Putting this into an example might aid comprehension of this complicated claim. After the invention of the television, economical benefits skyrocketed and families rejoiced at a new method of entertainment, satisfying even the most critical utilitarian analyst. How, you might ask? Well, a utilitarian looks at a society with this common question: How well can this society be utilized to work? In other words, is the current situation of the society enabling it to provide benefits to make further improvements. However, to carry out the changes, the society’s overall satisfaction and happiness of its workers are needed, which ensure an appropriate working attitude.
However, the problem is that everyone is looking at a society through utilitarian lenses when assessing the impact of technology on it. After all, doesn’t everyone want to improve the society they themselves live in? Due to this, individual happiness and satisfaction is overlooked. Did utilitarians consider the many obese individuals who gained ten too many pounds being a couch potato? No. Did utilitarian consider the academic time wasted by a child because his favorite show was in a rerun? No. Did the utilitarian consider what all this will lead to? No! In fact, this will lead to their worst nightmare: a decrease in society’s usefulness. Why then, did they fail to notice such a glaring problem? That is because of, alas, their habit of analyzing communities as a whole and disregarding individual circumstances. However, those circumstances still have weight, and will add up eventually.
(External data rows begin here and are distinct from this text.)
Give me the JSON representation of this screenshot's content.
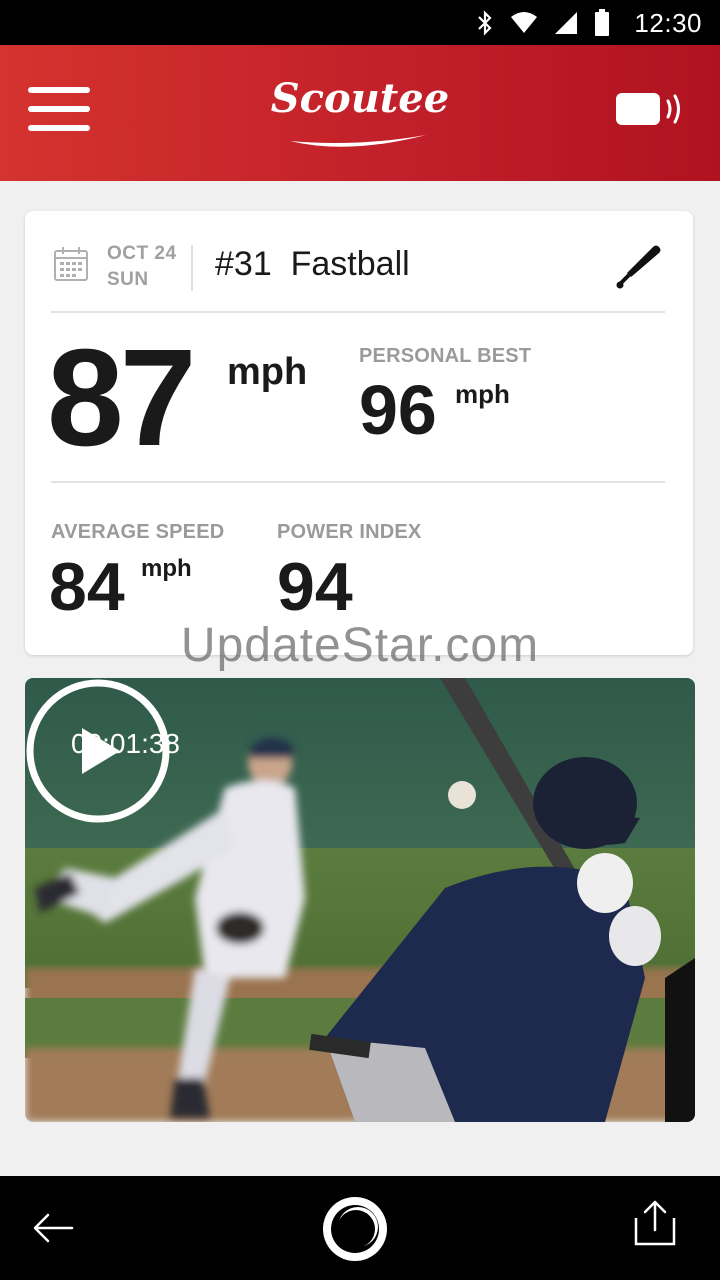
{
  "status_bar": {
    "time": "12:30",
    "icons": [
      "bluetooth-icon",
      "wifi-icon",
      "signal-icon",
      "battery-icon"
    ]
  },
  "app_bar": {
    "logo_text": "Scoutee",
    "menu_icon": "hamburger-menu-icon",
    "device_icon": "sensor-device-icon"
  },
  "pitch": {
    "date_month_day": "OCT 24",
    "date_weekday": "SUN",
    "title": "#31  Fastball",
    "speed": "87",
    "speed_unit": "mph",
    "personal_best_label": "PERSONAL BEST",
    "personal_best_value": "96",
    "personal_best_unit": "mph",
    "average_speed_label": "AVERAGE SPEED",
    "average_speed_value": "84",
    "average_speed_unit": "mph",
    "power_index_label": "POWER INDEX",
    "power_index_value": "94"
  },
  "watermark": "UpdateStar.com",
  "video": {
    "timestamp": "00:01:38"
  },
  "colors": {
    "brand_red": "#c62129",
    "label_gray": "#9a9a9a",
    "text_dark": "#1a1a1a"
  }
}
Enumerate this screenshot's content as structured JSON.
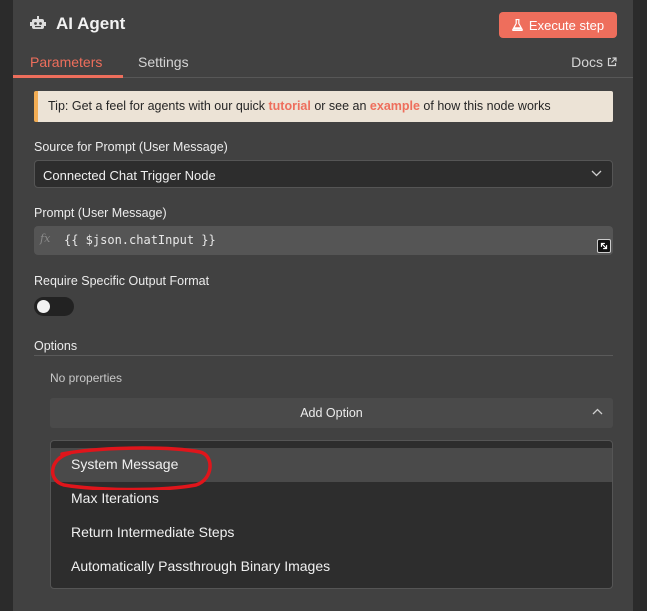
{
  "header": {
    "title": "AI Agent",
    "execute_label": "Execute step"
  },
  "tabs": {
    "parameters": "Parameters",
    "settings": "Settings",
    "docs": "Docs"
  },
  "tip": {
    "prefix": "Tip: Get a feel for agents with our quick ",
    "link1": "tutorial",
    "middle": " or see an ",
    "link2": "example",
    "suffix": " of how this node works"
  },
  "source": {
    "label": "Source for Prompt (User Message)",
    "value": "Connected Chat Trigger Node"
  },
  "prompt": {
    "label": "Prompt (User Message)",
    "fx": "fx",
    "value": "{{ $json.chatInput }}"
  },
  "output_format": {
    "label": "Require Specific Output Format",
    "enabled": false
  },
  "options": {
    "label": "Options",
    "empty_text": "No properties",
    "add_label": "Add Option",
    "items": [
      "System Message",
      "Max Iterations",
      "Return Intermediate Steps",
      "Automatically Passthrough Binary Images"
    ],
    "highlighted_index": 0
  },
  "colors": {
    "accent": "#ee6e5c",
    "annotation": "#e0151b"
  }
}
Thus, although the technology seems to have incurred a great sense of convenience and happiness in a society, the individual cases of inconveniences will balance out, if not overcome, the conveniences that lead to a world utilitarians dream about.
In conclusion, a flourishing society need not a plethora of high-tech computers, sophisticated communication systems, and highly intricate machinery. If any of them fall into control of the wrong hands, then they will cause as much, if not more, inconvenience as they provide convenience. Furthermore, it is important to consider data security as an important aspect, as hackers will have multiple sources to target because of an increased usage in data-storing technology. Finally, the most detrimental to society both individually and as a whole, is the evolution of technology onto the battlefield. Society can benefit greatly from an amazing piece of technology, but at what expense? What if the very technology the smartphones we use today will be used to take the lives of unfortunate individuals on a battlefield in the form of tracer bullets? Technology is required for progression of society, but at what cost? What if the evolution of technology will make them so powerful that someday it will take over your job?
Image Credit: https://neurocapability.files.wordpress.com/2012/10/technology_1350331040_460x4601.jpg